Problem description - The answer is every line in the data below that contains the word "label".
(Records to use begins)
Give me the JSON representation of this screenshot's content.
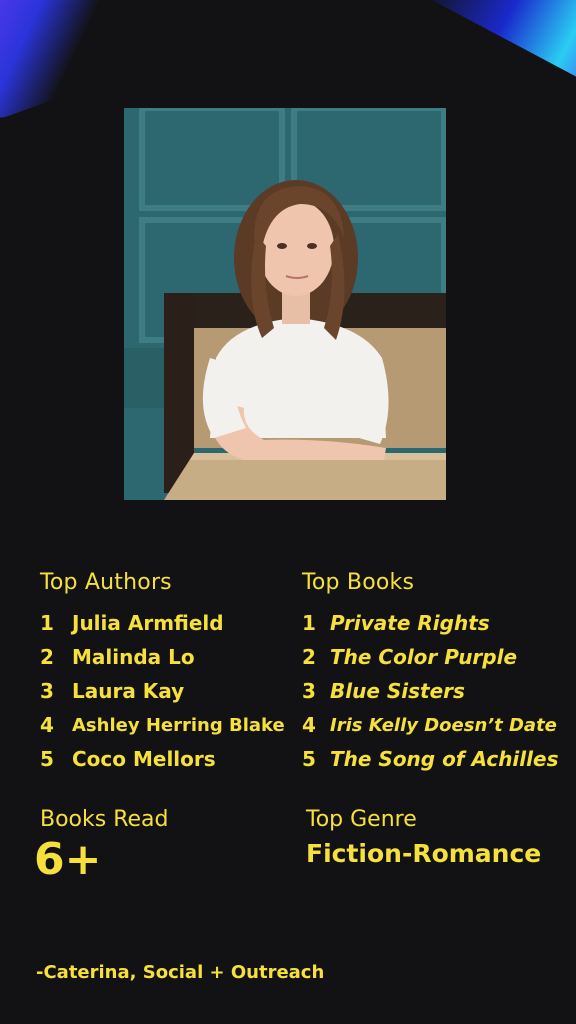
{
  "photo": {
    "icon": "portrait-photo"
  },
  "top_authors": {
    "heading": "Top Authors",
    "items": [
      {
        "rank": "1",
        "label": "Julia Armfield"
      },
      {
        "rank": "2",
        "label": "Malinda Lo"
      },
      {
        "rank": "3",
        "label": "Laura Kay"
      },
      {
        "rank": "4",
        "label": "Ashley Herring Blake"
      },
      {
        "rank": "5",
        "label": "Coco Mellors"
      }
    ]
  },
  "top_books": {
    "heading": "Top Books",
    "items": [
      {
        "rank": "1",
        "label": "Private Rights"
      },
      {
        "rank": "2",
        "label": "The Color Purple"
      },
      {
        "rank": "3",
        "label": "Blue Sisters"
      },
      {
        "rank": "4",
        "label": "Iris Kelly Doesn’t Date"
      },
      {
        "rank": "5",
        "label": "The Song of Achilles"
      }
    ]
  },
  "books_read": {
    "label": "Books Read",
    "value": "6+"
  },
  "top_genre": {
    "label": "Top Genre",
    "value": "Fiction-Romance"
  },
  "signature": "-Caterina, Social + Outreach",
  "colors": {
    "background": "#121214",
    "accent": "#f6e03c"
  }
}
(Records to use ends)
Completed exercise -
        "label": "Julia Armfield"
        "label": "Malinda Lo"
        "label": "Laura Kay"
        "label": "Ashley Herring Blake"
        "label": "Coco Mellors"
        "label": "Private Rights"
        "label": "The Color Purple"
        "label": "Blue Sisters"
        "label": "Iris Kelly Doesn’t Date"
        "label": "The Song of Achilles"
    "label": "Books Read",
    "label": "Top Genre",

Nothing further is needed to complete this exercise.